The last time I looked at Chesapeake Energy Corporation (NYSE:CHK) it was fighting to hold $5 per share.
Our Richard Saintvilus had called $5 an important psychological benchmark. Looking for some ray of sunshine, I called Chesapeake a stock for gamblers, having already derided it as one of the “dead men drilling,” producing oil and gas only to keep its loan portfolio alive. Those bonds sport high yields because they’re not expected to pay off.
Since then, the stock has continued to stumble, with $5 per share now a distant dream. The shares opened for trade on Aug. 16 at $4. This brought the market cap down to $3.7 billion, for a stock with revenues of $2.281 billion for its most recent quarter. That quarter had looked like it beat estimates, but it turned out Saintvilus was right on July 20 when he called it a good short.
Balance Sheet Tells the Tale for CHK Stock
A close look at the company’s balance sheet shows it has burned through its cash, and the value of its assets continues to depreciate.
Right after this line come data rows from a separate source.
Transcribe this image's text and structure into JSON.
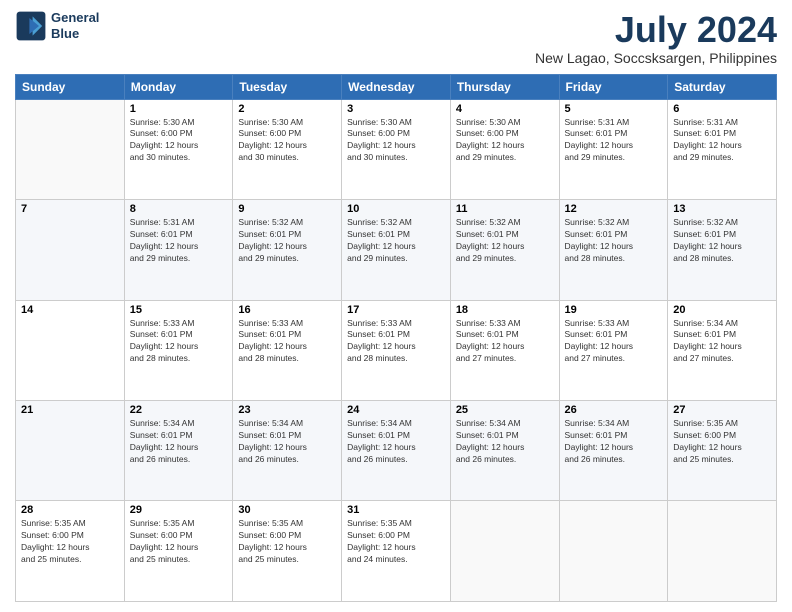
{
  "header": {
    "logo_line1": "General",
    "logo_line2": "Blue",
    "title": "July 2024",
    "subtitle": "New Lagao, Soccsksargen, Philippines"
  },
  "weekdays": [
    "Sunday",
    "Monday",
    "Tuesday",
    "Wednesday",
    "Thursday",
    "Friday",
    "Saturday"
  ],
  "weeks": [
    [
      {
        "day": "",
        "info": ""
      },
      {
        "day": "1",
        "info": "Sunrise: 5:30 AM\nSunset: 6:00 PM\nDaylight: 12 hours\nand 30 minutes."
      },
      {
        "day": "2",
        "info": "Sunrise: 5:30 AM\nSunset: 6:00 PM\nDaylight: 12 hours\nand 30 minutes."
      },
      {
        "day": "3",
        "info": "Sunrise: 5:30 AM\nSunset: 6:00 PM\nDaylight: 12 hours\nand 30 minutes."
      },
      {
        "day": "4",
        "info": "Sunrise: 5:30 AM\nSunset: 6:00 PM\nDaylight: 12 hours\nand 29 minutes."
      },
      {
        "day": "5",
        "info": "Sunrise: 5:31 AM\nSunset: 6:01 PM\nDaylight: 12 hours\nand 29 minutes."
      },
      {
        "day": "6",
        "info": "Sunrise: 5:31 AM\nSunset: 6:01 PM\nDaylight: 12 hours\nand 29 minutes."
      }
    ],
    [
      {
        "day": "7",
        "info": ""
      },
      {
        "day": "8",
        "info": "Sunrise: 5:31 AM\nSunset: 6:01 PM\nDaylight: 12 hours\nand 29 minutes."
      },
      {
        "day": "9",
        "info": "Sunrise: 5:32 AM\nSunset: 6:01 PM\nDaylight: 12 hours\nand 29 minutes."
      },
      {
        "day": "10",
        "info": "Sunrise: 5:32 AM\nSunset: 6:01 PM\nDaylight: 12 hours\nand 29 minutes."
      },
      {
        "day": "11",
        "info": "Sunrise: 5:32 AM\nSunset: 6:01 PM\nDaylight: 12 hours\nand 29 minutes."
      },
      {
        "day": "12",
        "info": "Sunrise: 5:32 AM\nSunset: 6:01 PM\nDaylight: 12 hours\nand 28 minutes."
      },
      {
        "day": "13",
        "info": "Sunrise: 5:32 AM\nSunset: 6:01 PM\nDaylight: 12 hours\nand 28 minutes."
      }
    ],
    [
      {
        "day": "14",
        "info": ""
      },
      {
        "day": "15",
        "info": "Sunrise: 5:33 AM\nSunset: 6:01 PM\nDaylight: 12 hours\nand 28 minutes."
      },
      {
        "day": "16",
        "info": "Sunrise: 5:33 AM\nSunset: 6:01 PM\nDaylight: 12 hours\nand 28 minutes."
      },
      {
        "day": "17",
        "info": "Sunrise: 5:33 AM\nSunset: 6:01 PM\nDaylight: 12 hours\nand 28 minutes."
      },
      {
        "day": "18",
        "info": "Sunrise: 5:33 AM\nSunset: 6:01 PM\nDaylight: 12 hours\nand 27 minutes."
      },
      {
        "day": "19",
        "info": "Sunrise: 5:33 AM\nSunset: 6:01 PM\nDaylight: 12 hours\nand 27 minutes."
      },
      {
        "day": "20",
        "info": "Sunrise: 5:34 AM\nSunset: 6:01 PM\nDaylight: 12 hours\nand 27 minutes."
      }
    ],
    [
      {
        "day": "21",
        "info": ""
      },
      {
        "day": "22",
        "info": "Sunrise: 5:34 AM\nSunset: 6:01 PM\nDaylight: 12 hours\nand 26 minutes."
      },
      {
        "day": "23",
        "info": "Sunrise: 5:34 AM\nSunset: 6:01 PM\nDaylight: 12 hours\nand 26 minutes."
      },
      {
        "day": "24",
        "info": "Sunrise: 5:34 AM\nSunset: 6:01 PM\nDaylight: 12 hours\nand 26 minutes."
      },
      {
        "day": "25",
        "info": "Sunrise: 5:34 AM\nSunset: 6:01 PM\nDaylight: 12 hours\nand 26 minutes."
      },
      {
        "day": "26",
        "info": "Sunrise: 5:34 AM\nSunset: 6:01 PM\nDaylight: 12 hours\nand 26 minutes."
      },
      {
        "day": "27",
        "info": "Sunrise: 5:35 AM\nSunset: 6:00 PM\nDaylight: 12 hours\nand 25 minutes."
      }
    ],
    [
      {
        "day": "28",
        "info": "Sunrise: 5:35 AM\nSunset: 6:00 PM\nDaylight: 12 hours\nand 25 minutes."
      },
      {
        "day": "29",
        "info": "Sunrise: 5:35 AM\nSunset: 6:00 PM\nDaylight: 12 hours\nand 25 minutes."
      },
      {
        "day": "30",
        "info": "Sunrise: 5:35 AM\nSunset: 6:00 PM\nDaylight: 12 hours\nand 25 minutes."
      },
      {
        "day": "31",
        "info": "Sunrise: 5:35 AM\nSunset: 6:00 PM\nDaylight: 12 hours\nand 24 minutes."
      },
      {
        "day": "",
        "info": ""
      },
      {
        "day": "",
        "info": ""
      },
      {
        "day": "",
        "info": ""
      }
    ]
  ]
}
In late 2014, Chesapeake was said to have assets worth $40 billion. Now its assets are worth just $11.9 billion. Thus, the debt-to-equity ratio continues to fly further out of reach despite its efforts to sell assets and pay down loans.
The company is now being run on a quarter-to-quarter, month-to-month, day-to-day basis. It is paying its current bills, and the debt load has been cut in half, but the actual value of the equity is now negative.
While conservative accounting makes the company appear to be profitable, earning $494 million or 47 cents per share for the June quarter, on revenue of $2.281 billion, the actual situation is dire. Fracked wells depreciate much faster than conventional wells, so Chesapeake must continue to spend money to maintain production.
Giving new wells names like “Rambo” and bragging about their flow rates makes for a handsome press release. Its field engineers are doing outstanding work, pulling out as much natural gas from Pennsylvania as downstream facilities can take, pushing as much as 32 million pounds of material down a single wellhead. But it’s not good enough.
From the standpoint of profitable operations, Chesapeake is doing a lot of things right, as our James Brumley wrote recently. But it can no longer control every aspect of its business.
Chesapeake can’t control the price of oil and gas. Natural gas prices remain below $3 per million BTUs, having peaked late last year around $3.75. Oil prices continue to bounce off $50 per barrel, opening for trade Aug. 16 at $47.72 per barrel.
Chesapeake can’t control the depletion rate of its wells, and it can’t stop spending money on them. It may appear to be profitable, but it’s a starvation diet that has it continually tightening its belt, not the ruddy good health you’re looking for in a stock.
The Bottom Line on Chesapeake
You will still find Chesapeake bulls who crow about its positive net income, its profitability compared with its peers and its steady work in operations, designed to turn it into a mature company.
But there’s another word for mature — old. Crying over the fate of Chesapeake is as worthwhile as moaning about the fate of Sears Holding Corp. (NASDAQ:SHLD). Like Sears, Chesapeake has had its day and that day is ending. It is sad, to be sure, but you’re not investing to be a mourner, you’re looking for opportunity.
The best strategy is to look elsewhere for it. This play is over.
Dana Blankenhorn is a financial and technology journalist. He is the author of the historical mystery romance The Reluctant Detective Travels in Time, available now at the Amazon Kindle store. Write him at firstname.lastname@example.org or follow him on Twitter at @danablankenhorn. As of this writing he owned no shares in companies mentioned in this article.